The trail down Dalzell Gorge from the divide is regarded as the worst stretch of the trail. Steep and straight, it drops 1,000 feet (300 m) in elevation in just 5 miles (8.0 km), and there is little traction so the teams are hard to control. Mushers have to ride the brake most of the way down and use a snow hook for traction. In 1988, rookie Peryll Kyzer fell through an ice bridge into a creek and spent the night wet. The route then follows Tatina River, which is also hazardous: in 1986 Butcher’s lead dogs fell through the ice but landed on a second layer of ice instead of falling into the river.
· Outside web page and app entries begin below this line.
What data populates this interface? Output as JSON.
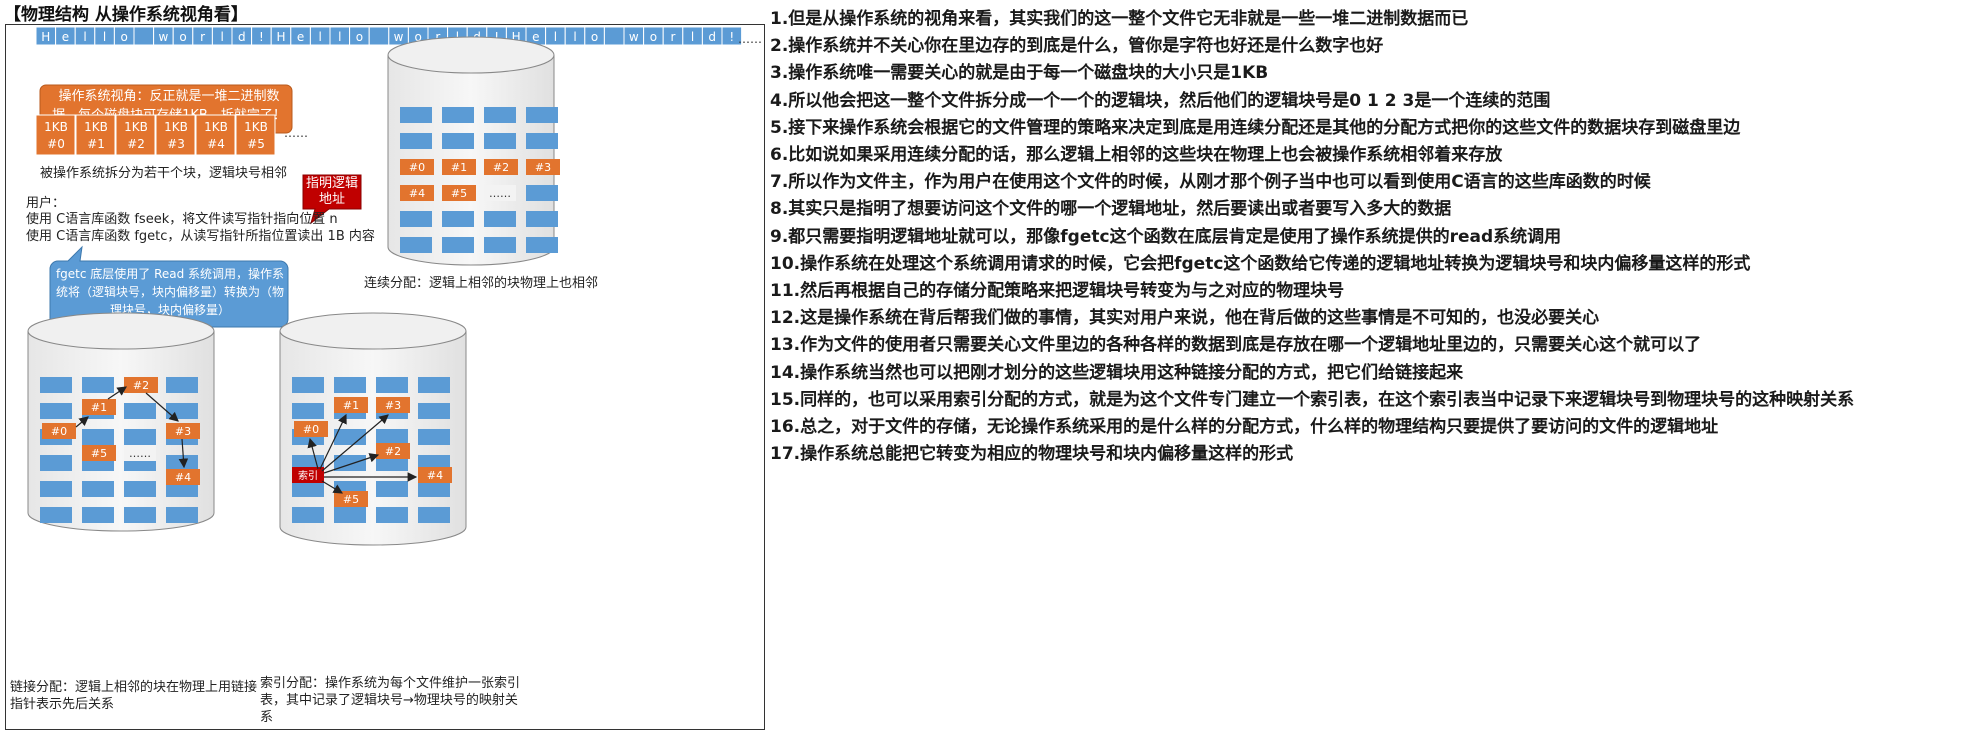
{
  "title": "【物理结构 从操作系统视角看】",
  "diagram": {
    "hello_chars": [
      "H",
      "e",
      "l",
      "l",
      "o",
      "",
      "w",
      "o",
      "r",
      "l",
      "d",
      "!",
      "H",
      "e",
      "l",
      "l",
      "o",
      "",
      "w",
      "o",
      "r",
      "l",
      "d",
      "!",
      "H",
      "e",
      "l",
      "l",
      "o",
      "",
      "w",
      "o",
      "r",
      "l",
      "d",
      "!"
    ],
    "hello_ellipsis": "……",
    "os_bubble": "操作系统视角：反正就是一堆二进制数据，每个磁盘块可存储1KB，拆就完了！",
    "logic_blocks": [
      {
        "size": "1KB",
        "id": "#0"
      },
      {
        "size": "1KB",
        "id": "#1"
      },
      {
        "size": "1KB",
        "id": "#2"
      },
      {
        "size": "1KB",
        "id": "#3"
      },
      {
        "size": "1KB",
        "id": "#4"
      },
      {
        "size": "1KB",
        "id": "#5"
      }
    ],
    "logic_ellipsis": "……",
    "split_caption": "被操作系统拆分为若干个块，逻辑块号相邻",
    "user_label": "用户：",
    "user_line1": "使用 C语言库函数 fseek，将文件读写指针指向位置 n",
    "user_line2": "使用 C语言库函数 fgetc，从读写指针所指位置读出 1B 内容",
    "red_callout": "指明逻辑地址",
    "blue_bubble": "fgetc 底层使用了 Read 系统调用，操作系统将（逻辑块号，块内偏移量）转换为（物理块号，块内偏移量）",
    "contiguous_caption": "连续分配：逻辑上相邻的块物理上也相邻",
    "contiguous_blocks": [
      "#0",
      "#1",
      "#2",
      "#3",
      "#4",
      "#5"
    ],
    "contiguous_ellipsis": "……",
    "linked_blocks": [
      "#0",
      "#1",
      "#2",
      "#3",
      "#4",
      "#5"
    ],
    "linked_ellipsis": "……",
    "linked_caption": "链接分配：逻辑上相邻的块在物理上用链接指针表示先后关系",
    "indexed_blocks": [
      "#0",
      "#1",
      "#2",
      "#3",
      "#4",
      "#5"
    ],
    "index_label": "索引",
    "indexed_caption": "索引分配：操作系统为每个文件维护一张索引表，其中记录了逻辑块号→物理块号的映射关系",
    "colors": {
      "orange": "#e2742e",
      "blue": "#5b9bd5",
      "red": "#c00000",
      "bubble_blue": "#5b9bd5"
    }
  },
  "notes": [
    "1.但是从操作系统的视角来看，其实我们的这一整个文件它无非就是一些一堆二进制数据而已",
    "2.操作系统并不关心你在里边存的到底是什么，管你是字符也好还是什么数字也好",
    "3.操作系统唯一需要关心的就是由于每一个磁盘块的大小只是1KB",
    "4.所以他会把这一整个文件拆分成一个一个的逻辑块，然后他们的逻辑块号是0 1 2 3是一个连续的范围",
    "5.接下来操作系统会根据它的文件管理的策略来决定到底是用连续分配还是其他的分配方式把你的这些文件的数据块存到磁盘里边",
    "6.比如说如果采用连续分配的话，那么逻辑上相邻的这些块在物理上也会被操作系统相邻着来存放",
    "7.所以作为文件主，作为用户在使用这个文件的时候，从刚才那个例子当中也可以看到使用C语言的这些库函数的时候",
    "8.其实只是指明了想要访问这个文件的哪一个逻辑地址，然后要读出或者要写入多大的数据",
    "9.都只需要指明逻辑地址就可以，那像fgetc这个函数在底层肯定是使用了操作系统提供的read系统调用",
    "10.操作系统在处理这个系统调用请求的时候，它会把fgetc这个函数给它传递的逻辑地址转换为逻辑块号和块内偏移量这样的形式",
    "11.然后再根据自己的存储分配策略来把逻辑块号转变为与之对应的物理块号",
    "12.这是操作系统在背后帮我们做的事情，其实对用户来说，他在背后做的这些事情是不可知的，也没必要关心",
    "13.作为文件的使用者只需要关心文件里边的各种各样的数据到底是存放在哪一个逻辑地址里边的，只需要关心这个就可以了",
    "14.操作系统当然也可以把刚才划分的这些逻辑块用这种链接分配的方式，把它们给链接起来",
    "15.同样的，也可以采用索引分配的方式，就是为这个文件专门建立一个索引表，在这个索引表当中记录下来逻辑块号到物理块号的这种映射关系",
    "16.总之，对于文件的存储，无论操作系统采用的是什么样的分配方式，什么样的物理结构只要提供了要访问的文件的逻辑地址",
    "17.操作系统总能把它转变为相应的物理块号和块内偏移量这样的形式"
  ]
}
In 1997, Ramey Smyth lost the end of his pinkie when it hit an overhanging branch while negotiating the gorge.

I just got off the phone with Myron Angstman, an Iditarod veteran. He told me that the tricky part is about 5-6 miles at a pretty good grade downhill. “It all depends on how the trail is put in,” he said. Sometimes the snow can be crusty on top and musher can end up dropping through the crust into powder. He related how one time he dropped a couple of feet through to about 6 inches of water underneath while the dogs were raring to go down that hill. Apparently it is pretty narrow and there really are only a couple of ways through it. He also said that it can be a bit of a traffic jam as teams go through.

Rainy Pass to Rohn Description
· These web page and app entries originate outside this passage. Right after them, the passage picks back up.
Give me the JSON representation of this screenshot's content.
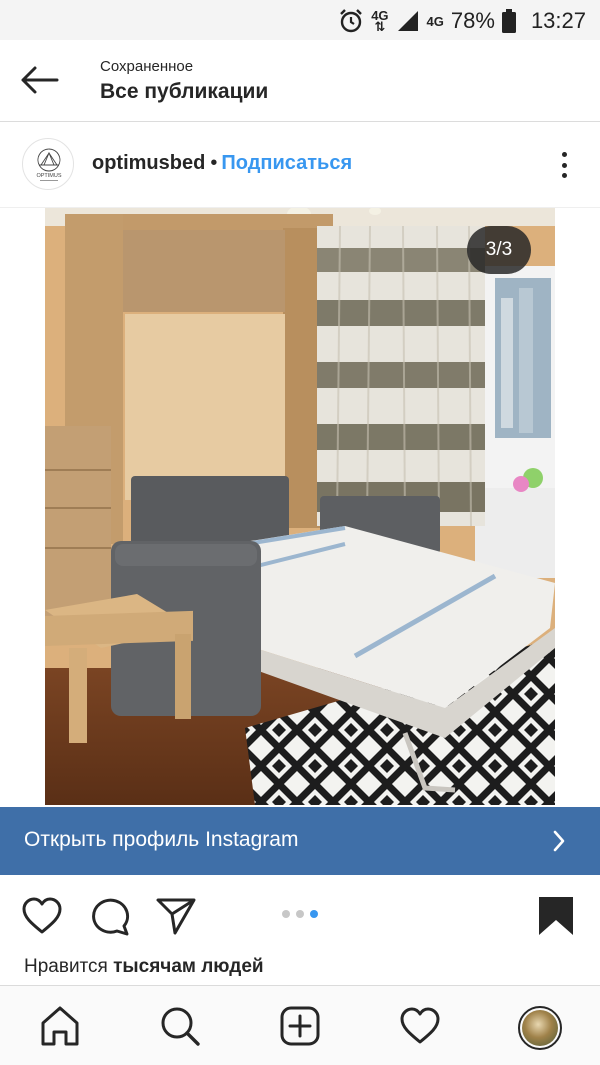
{
  "status_bar": {
    "network_1": "4G",
    "network_2": "4G",
    "battery_pct": "78%",
    "time": "13:27"
  },
  "header": {
    "subtitle": "Сохраненное",
    "title": "Все публикации"
  },
  "post": {
    "username": "optimusbed",
    "separator": "•",
    "follow_label": "Подписаться",
    "avatar_label": "OPTIMUS",
    "image_counter": "3/3",
    "carousel": {
      "total": 3,
      "current": 3
    }
  },
  "banner": {
    "label": "Открыть профиль Instagram"
  },
  "likes": {
    "prefix": "Нравится",
    "count_text": "тысячам людей"
  },
  "icons": {
    "back": "arrow-left-icon",
    "more": "more-vertical-icon",
    "like": "heart-icon",
    "comment": "comment-icon",
    "share": "send-icon",
    "save": "bookmark-icon",
    "home": "home-icon",
    "search": "search-icon",
    "add": "add-post-icon",
    "activity": "heart-icon"
  },
  "colors": {
    "accent": "#3897f0",
    "banner": "#3f6fa8",
    "text": "#262626"
  }
}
Where’s Pete Page

Dalzell Gorge Entrance

Pete into Rainy Pass

Pete made it into Rainy Pass at 5:36 pm. He made it from the Finger Lake Checkpoint in 4 hours. The next stretch of the trail can be a bit treacherous, so I imagine he may take a break here. The trail has been pretty soft according to Iditarod reports. Weather shows a band of precipitation overtaking the mushers.

According to Bruce Lee, Iditarod’s reporter, “It’s snowing hard enough that the aircraft is grounded here at Finger Lake but the teams are still moving up the trail. Most mushers reported soft trail conditions that slowed their planned travel time here and threw a few mushers off their game plan. Some rested at Finger Lake when their original plan was to go further up the trail before resting. For the mushers towards the back of the field, the trail conditions seem no worse or better than the lead pack’s.”

Pete was the 34th musher to reach Rainy Pass. The Iditarod site will show mushers ahead or behind based on when they leave a checkpoint. Arrivals are more important as they tell how a musher is doing. 34th is GREAT!! That means he has moved forward in the standings and is doing a very nice job. He was the 5th of 20 rookies to arrive.

Way to GO!!!

Morning Update- In and Out of Skwentna

Pete made it into Skwentna early this morning at 3:17am. He arrived right after another local musher, Mike Williams Jr. They are both back on the trail onward to Finger Lake. Iditarod doesn’t have his out time at Yentna, so we don’t have any statistics for this stretch of the trail. Weather conditions presently at that section of the trail are 7 degrees and light snow.

Pete Kaiser- IN- 03:17am OUT- 03:24am DOGS- 16

Iditarod Tracker shows him about 10 miles out of the Skwentna checkpoint. Skwentna is mile 194 (The mileages are a bit skewed because they count race miles from Anchorage)  It is 86 miles from the Willow restart. Finger Lake is 30 miles from Skwentna.

Skwentna Checkpoint in the Daylight

Finger Lake Checkpoint